Little is being done by the media to analyse the grievances of the Bani Walid residents, and if what members of the militias are saying is true, it probably won’t matter. The Bani Walid residents forced out their own resident militia forces (yet another hit to the NTCs legitimacy: why can’t they stop things like this?), the world is watching Bani Walid now, and the NTC response is crucial. If it gets violent, or excessively bloody, it’s very bad. Unfortunately, from the words and rhetoric (describing the Bani Walid residents as “murderers and criminals”) that members of the militia are throwing around, that would seem to be a likely outcome if they are given the go ahead to advance. I doubt NATO will be rushing to institute a protective no-fly zone if that becomes the case.
NATO: No Accountability
On NATO, the make-up of this short article, by the excellent C.J Chivers, is cause for concern. Mistakes happen in war, this is true, but the covering up of NATO’s performance is bad for numerous reasons, not least that it reduces their accountability to people back home. Going so far as to not even reveal which air force carried out particular attacks is especially notable. This was not a covert black-op, this was a large scale intervention. Its results cannot be ignored. The democratic societies who paid for this intervention have the right to know some of the details. Mistakes happen in war, as stated, but they should not go unreported and little-investigated.
As it has always been, Libya remains a quandary, which cannot, and never could be, easily solved. The NTC needs more centralisation and control over the militias. It needs to create something resembling a proper army. It needs to give the “rank and file” members of the militias another option. It needs to deal with Bani Walid in a suitable manner, along with the formerly pro-Ghaddafi portions of the country, the racist element, and those who continue using Ghaddafi’s methods of punishment and terror long after he is dead.
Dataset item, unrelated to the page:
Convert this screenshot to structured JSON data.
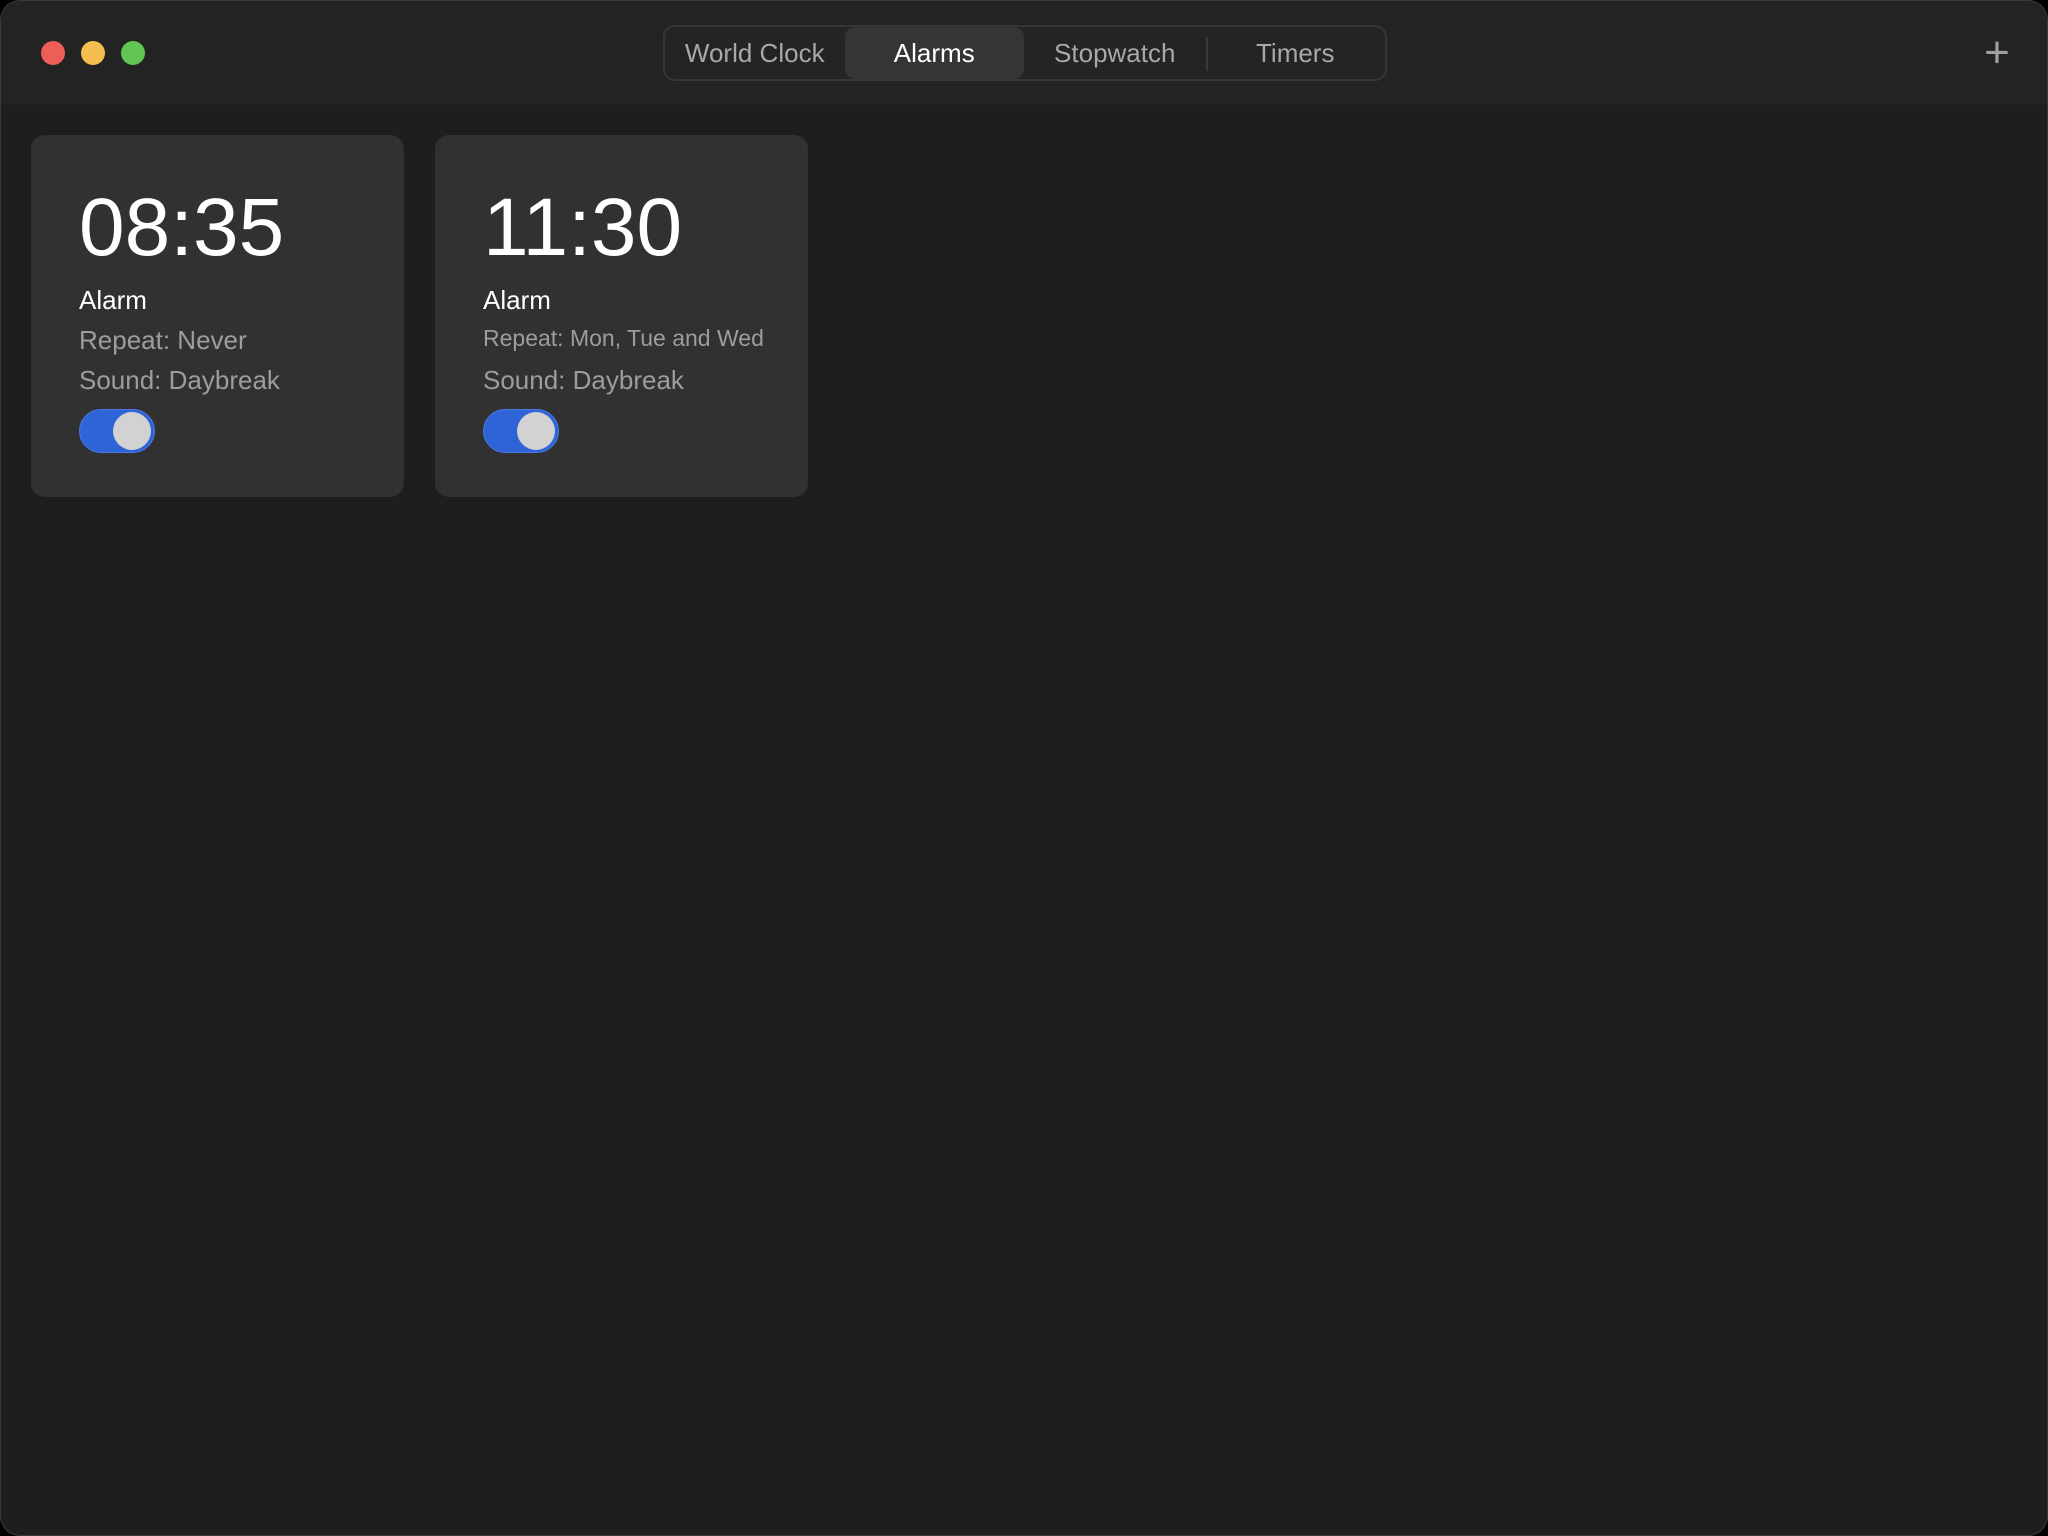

I have never been of the opinion that the NTC could do any of that, and I doubt they will be able to convince me any time shortly.